“Halverson (2010) argue that, with the advent and increasing impact of technologies, a new era of education - the “lifelong learning era” - is beginning, which differs substantially from the current “schooling era” and to a certain extent reflects a return to the pre-industrial “apprenticeship era”. In the “lifelong learning era”, learning takes place across a number of different “venues” and involves mixed-age groups in different constellations.”
- This quote is extracted from a journal article titled “The Future of Learning 2025: Developing a vision for change” written by Redecker, Punle and published in 2013. This paper presents key findings from a foresight study on the "Future of Learning", which employed a series of structured stakeholder consultations, in different formats, involving experts, policy makers and teachers, to envisage how and what European citizens will learn in 2020-2030.

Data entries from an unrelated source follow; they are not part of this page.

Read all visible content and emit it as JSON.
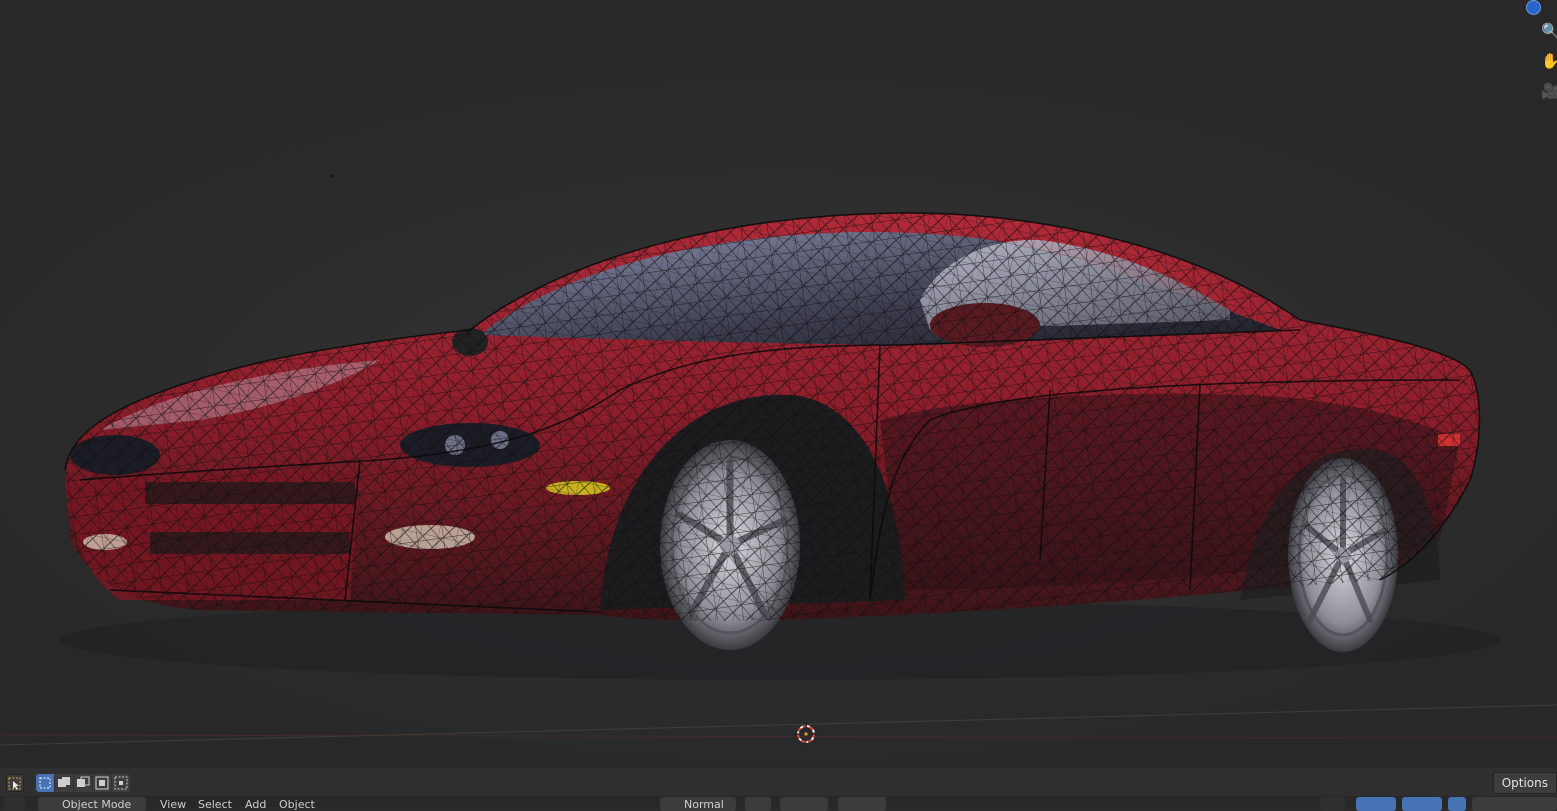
{
  "viewport": {
    "navigation": {
      "axis_icon": "z-axis-dot-icon",
      "zoom_icon": "zoom-icon",
      "pan_icon": "hand-pan-icon",
      "camera_icon": "camera-view-icon"
    },
    "car_body_color": "#a02230",
    "wire_color": "#0c0c0c"
  },
  "toolbar": {
    "options_label": "Options",
    "select_tool_icon": "cursor-select-icon",
    "selection_modes": [
      "select-new-icon",
      "select-extend-icon",
      "select-subtract-icon",
      "select-invert-icon",
      "select-intersect-icon"
    ]
  },
  "header": {
    "mode_label": "Object Mode",
    "menus": [
      "View",
      "Select",
      "Add",
      "Object"
    ],
    "orientation_label": "Normal"
  },
  "colors": {
    "accent": "#4772b3",
    "panel": "#2f2f2f"
  }
}
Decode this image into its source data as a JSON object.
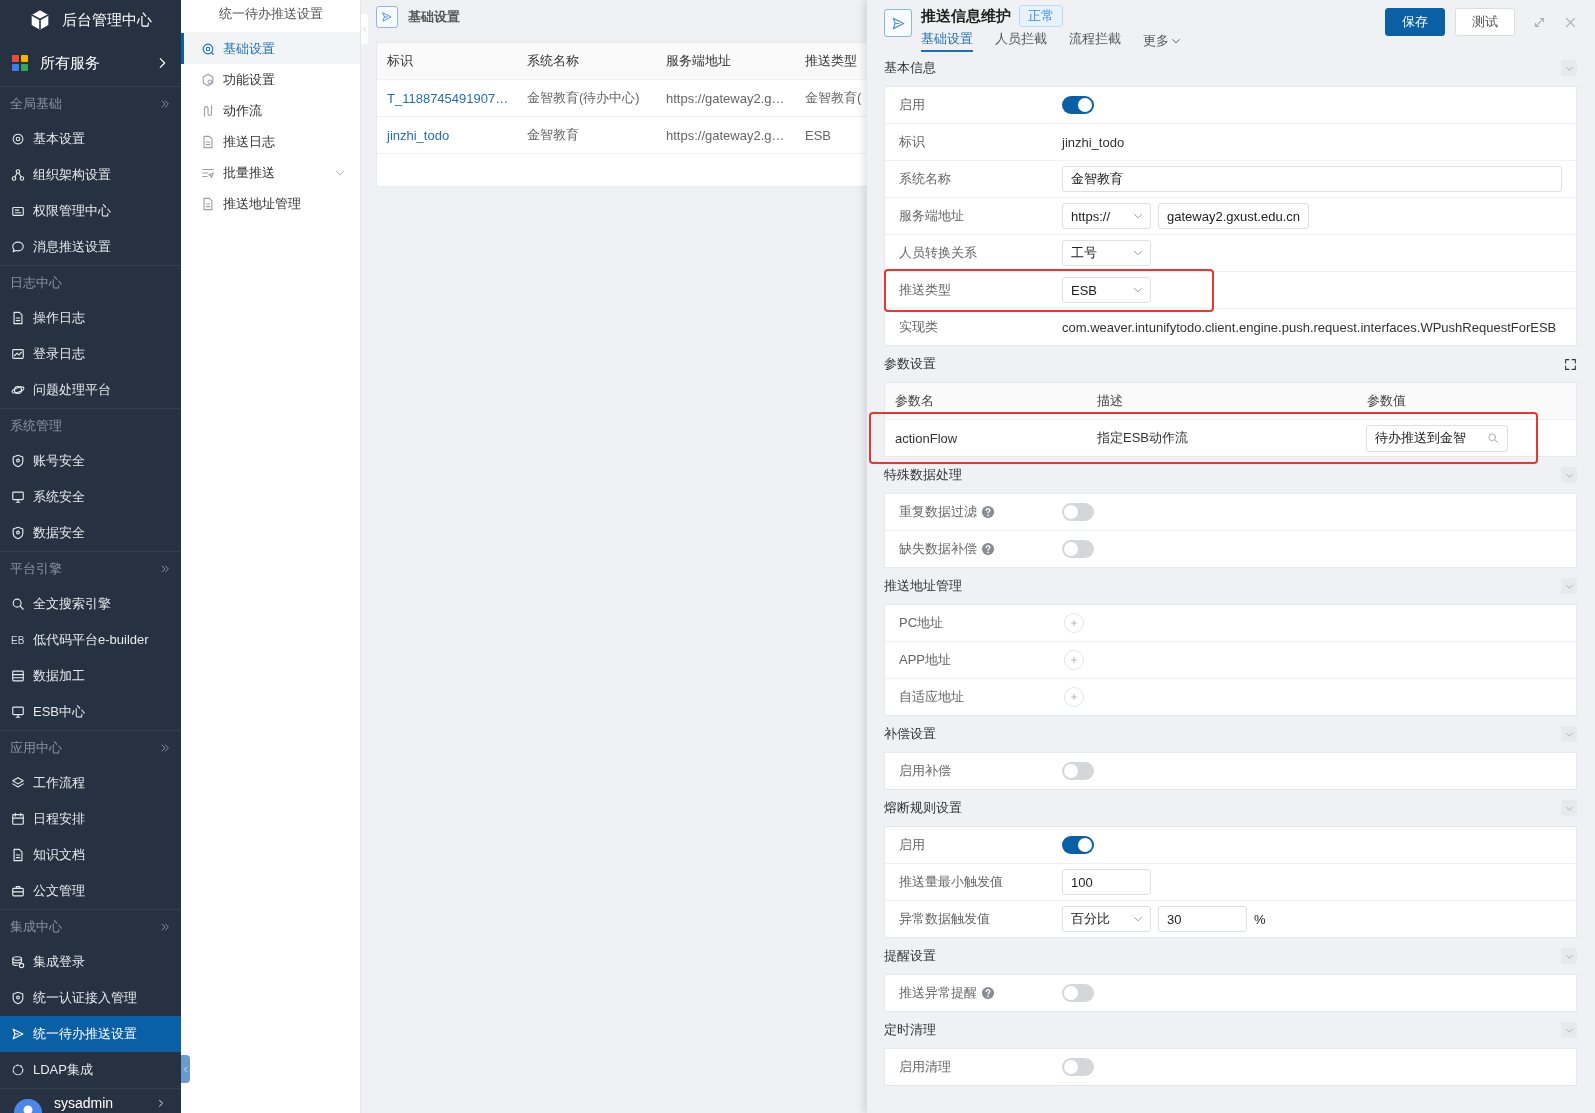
{
  "sidebar": {
    "title": "后台管理中心",
    "all_services": "所有服务",
    "groups": [
      {
        "title": "全局基础",
        "collapsible": true,
        "items": [
          {
            "label": "基本设置",
            "selected": false
          },
          {
            "label": "组织架构设置",
            "selected": false
          },
          {
            "label": "权限管理中心",
            "selected": false
          },
          {
            "label": "消息推送设置",
            "selected": false
          }
        ]
      },
      {
        "title": "日志中心",
        "collapsible": false,
        "items": [
          {
            "label": "操作日志",
            "selected": false
          },
          {
            "label": "登录日志",
            "selected": false
          },
          {
            "label": "问题处理平台",
            "selected": false
          }
        ]
      },
      {
        "title": "系统管理",
        "collapsible": false,
        "items": [
          {
            "label": "账号安全",
            "selected": false
          },
          {
            "label": "系统安全",
            "selected": false
          },
          {
            "label": "数据安全",
            "selected": false
          }
        ]
      },
      {
        "title": "平台引擎",
        "collapsible": true,
        "items": [
          {
            "label": "全文搜索引擎",
            "selected": false
          },
          {
            "label": "低代码平台e-builder",
            "selected": false,
            "icon_text": "EB"
          },
          {
            "label": "数据加工",
            "selected": false
          },
          {
            "label": "ESB中心",
            "selected": false
          }
        ]
      },
      {
        "title": "应用中心",
        "collapsible": true,
        "items": [
          {
            "label": "工作流程",
            "selected": false
          },
          {
            "label": "日程安排",
            "selected": false
          },
          {
            "label": "知识文档",
            "selected": false
          },
          {
            "label": "公文管理",
            "selected": false
          }
        ]
      },
      {
        "title": "集成中心",
        "collapsible": true,
        "items": [
          {
            "label": "集成登录",
            "selected": false
          },
          {
            "label": "统一认证接入管理",
            "selected": false
          },
          {
            "label": "统一待办推送设置",
            "selected": true
          },
          {
            "label": "LDAP集成",
            "selected": false
          }
        ]
      }
    ],
    "user": {
      "name": "sysadmin"
    }
  },
  "subnav": {
    "title": "统一待办推送设置",
    "items": [
      {
        "label": "基础设置",
        "selected": true,
        "expandable": false
      },
      {
        "label": "功能设置",
        "selected": false,
        "expandable": false
      },
      {
        "label": "动作流",
        "selected": false,
        "expandable": false
      },
      {
        "label": "推送日志",
        "selected": false,
        "expandable": false
      },
      {
        "label": "批量推送",
        "selected": false,
        "expandable": true
      },
      {
        "label": "推送地址管理",
        "selected": false,
        "expandable": false
      }
    ]
  },
  "list": {
    "title": "基础设置",
    "columns": [
      "标识",
      "系统名称",
      "服务端地址",
      "推送类型"
    ],
    "rows": [
      {
        "cells": [
          "T_1188745491907…",
          "金智教育(待办中心)",
          "https://gateway2.g…",
          "金智教育("
        ]
      },
      {
        "cells": [
          "jinzhi_todo",
          "金智教育",
          "https://gateway2.g…",
          "ESB"
        ]
      }
    ]
  },
  "drawer": {
    "title": "推送信息维护",
    "status": "正常",
    "tabs": [
      {
        "label": "基础设置",
        "selected": true
      },
      {
        "label": "人员拦截",
        "selected": false
      },
      {
        "label": "流程拦截",
        "selected": false
      }
    ],
    "more": "更多",
    "buttons": [
      {
        "label": "保存",
        "primary": true
      },
      {
        "label": "测试",
        "primary": false
      }
    ],
    "sections": [
      {
        "title": "基本信息",
        "kind": "form",
        "rows": [
          {
            "label": "启用",
            "kind": "toggle",
            "on": true,
            "help": false,
            "highlighted": false
          },
          {
            "label": "标识",
            "kind": "text",
            "value": "jinzhi_todo",
            "help": false,
            "highlighted": false
          },
          {
            "label": "系统名称",
            "kind": "input",
            "value": "金智教育",
            "help": false,
            "highlighted": false
          },
          {
            "label": "服务端地址",
            "kind": "select_input",
            "select": "https://",
            "value": "gateway2.gxust.edu.cn",
            "help": false,
            "highlighted": false
          },
          {
            "label": "人员转换关系",
            "kind": "select",
            "value": "工号",
            "help": false,
            "highlighted": false
          },
          {
            "label": "推送类型",
            "kind": "select",
            "value": "ESB",
            "help": false,
            "highlighted": true
          },
          {
            "label": "实现类",
            "kind": "text",
            "value": "com.weaver.intunifytodo.client.engine.push.request.interfaces.WPushRequestForESB",
            "help": false,
            "highlighted": false
          }
        ]
      },
      {
        "title": "参数设置",
        "kind": "table",
        "columns": [
          "参数名",
          "描述",
          "参数值"
        ],
        "rows": [
          {
            "name": "actionFlow",
            "description": "指定ESB动作流",
            "value": "待办推送到金智",
            "highlighted": true
          }
        ]
      },
      {
        "title": "特殊数据处理",
        "kind": "form",
        "rows": [
          {
            "label": "重复数据过滤",
            "kind": "toggle",
            "on": false,
            "help": true,
            "highlighted": false
          },
          {
            "label": "缺失数据补偿",
            "kind": "toggle",
            "on": false,
            "help": true,
            "highlighted": false
          }
        ]
      },
      {
        "title": "推送地址管理",
        "kind": "form",
        "rows": [
          {
            "label": "PC地址",
            "kind": "add",
            "help": false,
            "highlighted": false
          },
          {
            "label": "APP地址",
            "kind": "add",
            "help": false,
            "highlighted": false
          },
          {
            "label": "自适应地址",
            "kind": "add",
            "help": false,
            "highlighted": false
          }
        ]
      },
      {
        "title": "补偿设置",
        "kind": "form",
        "rows": [
          {
            "label": "启用补偿",
            "kind": "toggle",
            "on": false,
            "help": false,
            "highlighted": false
          }
        ]
      },
      {
        "title": "熔断规则设置",
        "kind": "form",
        "rows": [
          {
            "label": "启用",
            "kind": "toggle",
            "on": true,
            "help": false,
            "highlighted": false
          },
          {
            "label": "推送量最小触发值",
            "kind": "input_short",
            "value": "100",
            "help": false,
            "highlighted": false
          },
          {
            "label": "异常数据触发值",
            "kind": "select_input",
            "select": "百分比",
            "value": "30",
            "suffix": "%",
            "help": false,
            "highlighted": false
          }
        ]
      },
      {
        "title": "提醒设置",
        "kind": "form",
        "rows": [
          {
            "label": "推送异常提醒",
            "kind": "toggle",
            "on": false,
            "help": true,
            "highlighted": false
          }
        ]
      },
      {
        "title": "定时清理",
        "kind": "form",
        "rows": [
          {
            "label": "启用清理",
            "kind": "toggle",
            "on": false,
            "help": false,
            "highlighted": false
          }
        ]
      }
    ]
  }
}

“Learning will become more active and constructive, with an emphasis on learning by doing, and on locational and authentic learning. Learning will take place in social interaction with other learners, teachers and third parties. It will be connected to real life, nature, work, and life in the local and global community”
- This quote is extracted from a report titled “The Future of Learning: European Teachers’ Visions” (a foresight consultation at the 2010 eTwinning Conference, Seville) written by Ala-Mutka, Redecker, Punie, Ferrari, Cachia, Centeno and published in 2010.The overall objective of the research is to contribute to the development of imaginative visions and scenarios of the future of learning in order to support priority setting for education, training and skilling policies, by consulting a range and variety of different experts.